“Of old,” says Fr. Garrigou-Lagrange, “an angel had descended to prevent Abraham’s immolation of his son Isaac. But no angel came to prevent the immolation of Jesus.”4 “Remember,” says a spiritual author, “that the Son Mary lost on Calvary was the only one she had on earth, that this only-begotten Son was the best of all sons, loving His Mother as no other son had ever loved or ever would love his.”5

What was the measure of this satisfactory merit on the part of Our Lady? How much did she pay? Enough for the Redemption of the whole world, though she did not, as her Son did, pay such a price by way of justice (de condigno), but rather by a certain proportion to her finite condition (de congruo). “It is a great thing in any saint,” St. Thomas Aquinas tells us, “to have grace sufficient for the salvation of many souls; but to have enough to suffice for the salvation of everybody in the world is the greatest of all; and this is found in Christ and in the Blessed Virgin.”6


The doctrine of Our Lady Co-Redemptrix flows directly from a clear understanding of God’s plans for our Redemption. It was His intention to reverse the Fall completely by making a woman, as well as a God-man, necessary for its accomplishment. He wanted to provide a new and better mother for the human race, one who not only refuses to give any quarter to the devil, but who also destroys him by her humility and selflessness. Instead of bringing forth death for her children, she brings them eternal life by sacrificing her own Son for their sakes. The context of the Fall, in which both Adam and Eve were involved, called forth from the Eternal Wisdom a New Eve as well as a New Adam for its full remedy.
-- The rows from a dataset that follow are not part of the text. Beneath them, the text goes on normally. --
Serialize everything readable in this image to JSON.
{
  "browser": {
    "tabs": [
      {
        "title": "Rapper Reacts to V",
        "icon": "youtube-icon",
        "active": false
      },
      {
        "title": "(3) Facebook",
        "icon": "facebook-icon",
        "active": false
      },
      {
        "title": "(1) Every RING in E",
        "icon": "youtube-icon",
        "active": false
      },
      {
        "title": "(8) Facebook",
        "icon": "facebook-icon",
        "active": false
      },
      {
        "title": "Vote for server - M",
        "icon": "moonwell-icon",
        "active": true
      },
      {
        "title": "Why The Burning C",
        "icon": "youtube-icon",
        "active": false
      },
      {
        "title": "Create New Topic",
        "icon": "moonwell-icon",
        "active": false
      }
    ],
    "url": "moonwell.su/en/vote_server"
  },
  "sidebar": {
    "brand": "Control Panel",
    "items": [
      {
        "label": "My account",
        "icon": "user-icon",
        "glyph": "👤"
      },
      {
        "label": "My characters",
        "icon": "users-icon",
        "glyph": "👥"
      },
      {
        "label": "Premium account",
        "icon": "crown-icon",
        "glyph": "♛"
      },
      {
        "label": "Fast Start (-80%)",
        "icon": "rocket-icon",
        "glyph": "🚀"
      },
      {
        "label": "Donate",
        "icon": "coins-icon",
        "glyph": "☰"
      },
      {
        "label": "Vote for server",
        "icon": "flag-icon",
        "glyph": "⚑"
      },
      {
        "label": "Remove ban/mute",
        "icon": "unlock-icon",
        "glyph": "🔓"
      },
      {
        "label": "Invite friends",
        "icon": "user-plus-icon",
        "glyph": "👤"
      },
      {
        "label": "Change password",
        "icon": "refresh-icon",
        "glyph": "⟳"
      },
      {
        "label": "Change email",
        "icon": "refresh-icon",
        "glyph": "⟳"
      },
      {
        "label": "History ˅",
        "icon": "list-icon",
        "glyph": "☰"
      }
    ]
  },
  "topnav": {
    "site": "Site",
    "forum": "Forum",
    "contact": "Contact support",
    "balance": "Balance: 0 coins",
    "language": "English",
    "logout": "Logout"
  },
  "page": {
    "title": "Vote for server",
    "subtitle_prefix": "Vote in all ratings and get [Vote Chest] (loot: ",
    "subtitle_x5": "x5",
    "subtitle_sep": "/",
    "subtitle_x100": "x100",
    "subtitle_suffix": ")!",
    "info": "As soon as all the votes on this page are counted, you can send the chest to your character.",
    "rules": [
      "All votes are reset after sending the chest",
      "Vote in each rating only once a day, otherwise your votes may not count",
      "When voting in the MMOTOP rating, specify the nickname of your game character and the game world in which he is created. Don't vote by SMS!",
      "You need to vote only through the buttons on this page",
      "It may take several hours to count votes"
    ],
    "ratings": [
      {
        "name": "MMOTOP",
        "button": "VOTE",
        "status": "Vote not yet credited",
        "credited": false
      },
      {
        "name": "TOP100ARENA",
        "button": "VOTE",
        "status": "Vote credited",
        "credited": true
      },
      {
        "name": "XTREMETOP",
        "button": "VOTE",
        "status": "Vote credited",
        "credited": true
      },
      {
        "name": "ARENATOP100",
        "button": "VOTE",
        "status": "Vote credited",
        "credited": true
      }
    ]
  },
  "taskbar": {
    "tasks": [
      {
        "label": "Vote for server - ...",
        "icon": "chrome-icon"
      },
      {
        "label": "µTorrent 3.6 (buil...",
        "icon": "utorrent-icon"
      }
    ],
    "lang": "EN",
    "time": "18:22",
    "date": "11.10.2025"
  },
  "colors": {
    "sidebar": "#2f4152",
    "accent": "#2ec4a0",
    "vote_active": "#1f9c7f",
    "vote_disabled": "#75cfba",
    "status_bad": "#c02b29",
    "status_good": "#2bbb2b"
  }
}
And how wonderfully good God is to provide for us this complete remedy, such that we can truly say, “O happy fault, that gave us such a Redeemer... and such a Redemptrix!” “A Child is born to us...and a Mother is given to us!”

Fr. Robinson was ordained in 2006 by Bishop Bernard Fellay and has been a professor at Holy Cross Seminary in Australia since 2009. Earlier this year, he put together an instructional course on St. Louis de Montfort’s True Devotion to Mary, which may be obtained at www.holycrossseminary.com/truedevotion.htm

1 Cf. Fr. Garrigou-Lagrange, Mother of the Savior (Dublin: Golden Eagle Books, Ltd., 1949), p. 147: “There is a very intimate connection between compassion and motherhood, for the deepest compassion is that of a mother, and Mary would not have been a worthy mother of the Redeemer had she been lacking in conformity of will with His redemptive oblation.”

2 See the chapter entitled “The New Eve” in Frank Duff’s Mary Shall Reign (Glasgow: John Burns & Sons, 1961) for a use of this expression; for a comparison of the elements of the Fall and Redemption, see Fulton Sheen, Old Errors and New Labels (New York: Garden City Books, 1931), p. 138.

3 Cf. St. John Eudes quoted in Daniel Sargent’s Their Hearts be Praised (New York: P. J. Kenedy and Sons, 1949), p. 108: “Even though the Heart of Jesus be different from that of Mary, and that it surpass her Heart infinitely in excellence and sanctity, yet God has united so closely the two Hearts that one can say in truth that they are one Heart, for they have always been animated by a same spirit, and filled with the same sentiments and affections.”

4 Ibid., p. 189.

5 Canon Ildefonso Rodriguez Villar in To Jesus through Mary (Cebu City, Philippines: Sacred Heart School, 1962), p. 181.

6 Quoted in Pope Leo XIII’s Rosary encyclical Magnae Dei Matris of September 8, 1892.